ST. LOUIS, MO - NOVEMBER 28 : Demonstrators protesting the shooting death of Michael Brown hold signs as they walk through Saint Louis Galleria mall yelling chants during Black Friday November 28, 2014, in St. Louis, Missouri. The mall was later closed. (Photo by Joshua Lott/Getty Images)

Did the #BlackOutBlackFriday boycott create a slump in sales during the biggest shopping weekend of the year?

The National Retail Federation says 133.7 million people shopped at stores and online this weekend, down 5.2 percent from last year. Total spending for the weekend is expected to fall from $57.4 billion from last year to $50.9 billion this year, which is an 11 percent drop.

In response to the death of Michael Brown and the non-indictment of his shooter — Ferguson police officer Darren Wilson — many Black Americans decided to sit out holiday shopping.

Activists of all colors participated in protests in malls and retail chains across the nation during the weekend. African-Americans make up more than 13 percent of the US population, with a $1.1 trillion annual buying power. While there is no data on how many people participated in the boycott, it’s safe to assume that it certainly didn’t help retail sales.

However, experts are blaming the sales decline on mostly everything but the boycott. The National Retail Federation surveyed shoppers, and they claim the rise of Cyber Mondays — the busiest shopping day online — is one reason for the slump in retail sales.

They also point to the fact that retail giants like Target, J.C. Penney, Macy’s, and Wal-Mart took some of the steam out of the weekend by promoting their big discounts as early as Halloween. Some are also citing consumers’ shaky confidence in the stability of a recovering US economy.

Participants of #BlackOutBlackFriday feel as if the movement is being snubbed by mainstream media and economic analysts. Rahiel Tesfamariam is a social activist, founder of Urban Cusp, and the figure behind the Black Friday protest #NotOneDime.
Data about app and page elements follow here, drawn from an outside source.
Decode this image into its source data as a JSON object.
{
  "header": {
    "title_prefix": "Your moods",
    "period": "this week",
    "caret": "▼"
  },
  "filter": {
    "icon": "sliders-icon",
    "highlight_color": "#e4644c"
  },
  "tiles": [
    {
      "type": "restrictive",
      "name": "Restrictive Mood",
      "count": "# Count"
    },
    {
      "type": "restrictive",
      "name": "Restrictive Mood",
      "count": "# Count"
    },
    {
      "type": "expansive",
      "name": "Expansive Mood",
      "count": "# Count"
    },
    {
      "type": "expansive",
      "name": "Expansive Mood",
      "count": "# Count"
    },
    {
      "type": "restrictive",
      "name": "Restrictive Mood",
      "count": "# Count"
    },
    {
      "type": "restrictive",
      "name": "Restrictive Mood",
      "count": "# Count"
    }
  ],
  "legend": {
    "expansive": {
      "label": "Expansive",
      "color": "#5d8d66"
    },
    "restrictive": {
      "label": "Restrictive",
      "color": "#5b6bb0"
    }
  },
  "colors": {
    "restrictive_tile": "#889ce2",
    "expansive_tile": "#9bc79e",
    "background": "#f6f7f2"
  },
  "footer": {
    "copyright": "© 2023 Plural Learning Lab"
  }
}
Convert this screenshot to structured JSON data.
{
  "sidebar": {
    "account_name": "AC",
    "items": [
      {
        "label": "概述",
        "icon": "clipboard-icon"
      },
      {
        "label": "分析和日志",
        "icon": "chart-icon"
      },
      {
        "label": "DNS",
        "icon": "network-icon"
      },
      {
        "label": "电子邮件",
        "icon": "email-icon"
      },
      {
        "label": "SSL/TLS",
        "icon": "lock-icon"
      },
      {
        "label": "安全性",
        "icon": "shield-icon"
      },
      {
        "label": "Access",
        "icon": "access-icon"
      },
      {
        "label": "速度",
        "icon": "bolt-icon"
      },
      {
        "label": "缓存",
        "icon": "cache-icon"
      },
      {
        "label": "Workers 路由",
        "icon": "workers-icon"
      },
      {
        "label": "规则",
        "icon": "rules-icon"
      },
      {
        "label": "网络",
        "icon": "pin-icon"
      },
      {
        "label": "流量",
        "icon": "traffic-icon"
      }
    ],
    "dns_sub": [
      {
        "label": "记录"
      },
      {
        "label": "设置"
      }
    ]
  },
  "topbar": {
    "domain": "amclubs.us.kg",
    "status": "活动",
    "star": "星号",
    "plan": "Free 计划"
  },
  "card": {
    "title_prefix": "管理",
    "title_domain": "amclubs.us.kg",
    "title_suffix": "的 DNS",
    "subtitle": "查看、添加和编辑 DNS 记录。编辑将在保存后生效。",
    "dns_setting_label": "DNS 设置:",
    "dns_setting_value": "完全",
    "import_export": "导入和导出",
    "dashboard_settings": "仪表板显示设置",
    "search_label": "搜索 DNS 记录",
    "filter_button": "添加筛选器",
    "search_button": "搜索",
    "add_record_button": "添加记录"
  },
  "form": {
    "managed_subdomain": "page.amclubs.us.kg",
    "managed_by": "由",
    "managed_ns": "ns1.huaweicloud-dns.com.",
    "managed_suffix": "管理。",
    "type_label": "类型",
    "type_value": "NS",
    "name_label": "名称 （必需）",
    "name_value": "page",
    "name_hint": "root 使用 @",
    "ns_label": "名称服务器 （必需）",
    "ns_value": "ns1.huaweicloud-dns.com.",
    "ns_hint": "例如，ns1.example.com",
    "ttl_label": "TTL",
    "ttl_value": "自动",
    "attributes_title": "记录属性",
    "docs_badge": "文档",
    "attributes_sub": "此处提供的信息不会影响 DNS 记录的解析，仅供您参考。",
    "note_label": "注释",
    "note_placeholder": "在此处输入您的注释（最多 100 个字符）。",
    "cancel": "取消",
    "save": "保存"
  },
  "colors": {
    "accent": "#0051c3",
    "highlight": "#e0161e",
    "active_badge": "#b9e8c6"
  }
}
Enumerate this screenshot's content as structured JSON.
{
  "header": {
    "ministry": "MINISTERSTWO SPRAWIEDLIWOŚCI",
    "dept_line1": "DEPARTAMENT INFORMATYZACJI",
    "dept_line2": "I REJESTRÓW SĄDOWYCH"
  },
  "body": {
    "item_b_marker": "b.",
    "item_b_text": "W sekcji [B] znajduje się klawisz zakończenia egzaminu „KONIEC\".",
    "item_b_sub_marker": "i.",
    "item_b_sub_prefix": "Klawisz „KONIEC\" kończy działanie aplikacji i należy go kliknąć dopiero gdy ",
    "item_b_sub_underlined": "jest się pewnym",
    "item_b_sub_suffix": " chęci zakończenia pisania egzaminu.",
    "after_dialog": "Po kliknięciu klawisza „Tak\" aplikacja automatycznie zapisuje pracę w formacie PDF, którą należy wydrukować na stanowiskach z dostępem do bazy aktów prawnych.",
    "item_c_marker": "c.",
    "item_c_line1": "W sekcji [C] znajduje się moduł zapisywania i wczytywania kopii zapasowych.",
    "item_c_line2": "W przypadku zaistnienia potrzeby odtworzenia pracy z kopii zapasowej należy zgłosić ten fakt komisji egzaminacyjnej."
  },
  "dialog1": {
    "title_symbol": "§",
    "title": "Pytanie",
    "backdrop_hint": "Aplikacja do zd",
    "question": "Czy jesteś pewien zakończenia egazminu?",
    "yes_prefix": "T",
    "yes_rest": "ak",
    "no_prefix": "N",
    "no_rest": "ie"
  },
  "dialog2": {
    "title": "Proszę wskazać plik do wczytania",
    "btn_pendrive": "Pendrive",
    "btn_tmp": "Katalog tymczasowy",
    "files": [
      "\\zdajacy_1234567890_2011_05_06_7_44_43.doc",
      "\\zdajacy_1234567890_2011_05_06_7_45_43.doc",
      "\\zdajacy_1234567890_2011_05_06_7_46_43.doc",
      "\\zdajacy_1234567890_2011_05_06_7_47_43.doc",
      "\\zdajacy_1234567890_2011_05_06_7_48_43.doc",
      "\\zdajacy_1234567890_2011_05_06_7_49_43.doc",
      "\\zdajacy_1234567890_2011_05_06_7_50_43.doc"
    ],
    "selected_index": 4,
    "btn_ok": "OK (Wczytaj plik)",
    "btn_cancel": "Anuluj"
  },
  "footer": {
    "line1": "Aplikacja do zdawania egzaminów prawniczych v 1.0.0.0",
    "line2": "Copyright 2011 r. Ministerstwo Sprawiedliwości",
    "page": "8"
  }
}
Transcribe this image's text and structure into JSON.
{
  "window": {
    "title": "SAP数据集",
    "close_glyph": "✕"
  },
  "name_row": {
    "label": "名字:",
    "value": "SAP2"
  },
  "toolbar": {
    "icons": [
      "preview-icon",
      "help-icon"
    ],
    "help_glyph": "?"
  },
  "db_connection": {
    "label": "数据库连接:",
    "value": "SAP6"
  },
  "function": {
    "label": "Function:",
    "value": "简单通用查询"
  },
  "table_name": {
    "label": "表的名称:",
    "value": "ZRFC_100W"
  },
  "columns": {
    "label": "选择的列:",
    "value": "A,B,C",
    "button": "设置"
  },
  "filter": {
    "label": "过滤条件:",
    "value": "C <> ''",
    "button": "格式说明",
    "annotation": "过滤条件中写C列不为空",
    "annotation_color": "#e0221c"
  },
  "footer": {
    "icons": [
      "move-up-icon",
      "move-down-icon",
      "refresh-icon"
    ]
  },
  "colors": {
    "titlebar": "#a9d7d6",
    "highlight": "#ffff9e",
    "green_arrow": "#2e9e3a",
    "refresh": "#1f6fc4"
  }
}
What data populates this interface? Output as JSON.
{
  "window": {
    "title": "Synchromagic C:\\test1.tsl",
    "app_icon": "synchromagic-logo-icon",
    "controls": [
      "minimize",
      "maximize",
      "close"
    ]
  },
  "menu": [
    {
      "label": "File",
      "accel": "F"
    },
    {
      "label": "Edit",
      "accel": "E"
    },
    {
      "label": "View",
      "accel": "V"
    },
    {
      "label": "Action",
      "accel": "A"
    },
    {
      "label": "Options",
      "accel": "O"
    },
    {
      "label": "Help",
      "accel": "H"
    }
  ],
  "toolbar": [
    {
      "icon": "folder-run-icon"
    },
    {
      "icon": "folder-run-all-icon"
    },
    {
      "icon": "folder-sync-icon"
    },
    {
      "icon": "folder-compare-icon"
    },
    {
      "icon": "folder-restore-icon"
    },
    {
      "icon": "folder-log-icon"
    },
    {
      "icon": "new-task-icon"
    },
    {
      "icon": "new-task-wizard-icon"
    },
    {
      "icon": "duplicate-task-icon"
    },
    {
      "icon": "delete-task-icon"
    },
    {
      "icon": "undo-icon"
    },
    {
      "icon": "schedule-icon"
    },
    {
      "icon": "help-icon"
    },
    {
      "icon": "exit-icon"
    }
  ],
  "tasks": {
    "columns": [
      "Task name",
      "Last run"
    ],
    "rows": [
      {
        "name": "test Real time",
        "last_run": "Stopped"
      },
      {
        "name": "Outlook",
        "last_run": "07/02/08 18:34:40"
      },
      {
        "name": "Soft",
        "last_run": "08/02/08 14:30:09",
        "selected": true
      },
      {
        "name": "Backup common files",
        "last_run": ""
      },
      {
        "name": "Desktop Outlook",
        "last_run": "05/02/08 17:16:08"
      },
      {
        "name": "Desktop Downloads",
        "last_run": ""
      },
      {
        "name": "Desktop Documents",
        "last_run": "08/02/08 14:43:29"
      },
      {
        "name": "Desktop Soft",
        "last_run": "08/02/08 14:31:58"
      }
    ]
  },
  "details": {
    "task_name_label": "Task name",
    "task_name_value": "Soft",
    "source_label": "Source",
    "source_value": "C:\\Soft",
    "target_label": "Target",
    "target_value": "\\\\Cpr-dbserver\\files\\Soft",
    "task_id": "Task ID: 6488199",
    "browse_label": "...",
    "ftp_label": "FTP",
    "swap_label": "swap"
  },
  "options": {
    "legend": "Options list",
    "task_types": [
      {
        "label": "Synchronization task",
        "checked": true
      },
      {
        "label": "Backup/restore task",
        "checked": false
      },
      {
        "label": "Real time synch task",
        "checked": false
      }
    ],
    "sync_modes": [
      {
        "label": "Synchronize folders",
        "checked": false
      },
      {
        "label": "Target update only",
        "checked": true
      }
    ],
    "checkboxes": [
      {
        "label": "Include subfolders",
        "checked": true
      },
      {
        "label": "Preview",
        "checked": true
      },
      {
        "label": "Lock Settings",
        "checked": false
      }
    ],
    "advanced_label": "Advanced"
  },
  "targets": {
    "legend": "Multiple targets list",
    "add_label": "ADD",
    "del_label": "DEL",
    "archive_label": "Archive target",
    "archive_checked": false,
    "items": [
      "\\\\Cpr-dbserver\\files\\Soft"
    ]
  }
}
“The fact that there was any decline in sales on Black Friday, but 11 percent at that, is absolutely significant and celebratory,” Tesfamariam told theGrio.com. “The decline matters despite the fact that the mainstream media is not acknowledging its role. Ironic that so many cable news networks covered the boycott throughout Friday and online news outlets wrote about it last week but are not making the connection in their coverage of a sales decline.”

Tesfamariam and other organizers of the boycott are not taking time to celebrate what some would consider a victory. They are hoping to carry over the protest into “Cyber Monday” and beyond.

Pointing out that today marks the 59th anniversary of the Rosa Park’s refusal to give up her seat and ignited the Montgomery Bus Boycott, Tesfamariam added, “I don’t believe that is a coincidence; that is a kairos moment challenging us to recognize our collective economic power as a community. This is why I decided to carry the #NotOneDime movement into the weekend and now into Cyber Monday. The next phase of the movement kicks off midnight tonight and will last much longer. We’re just getting started.”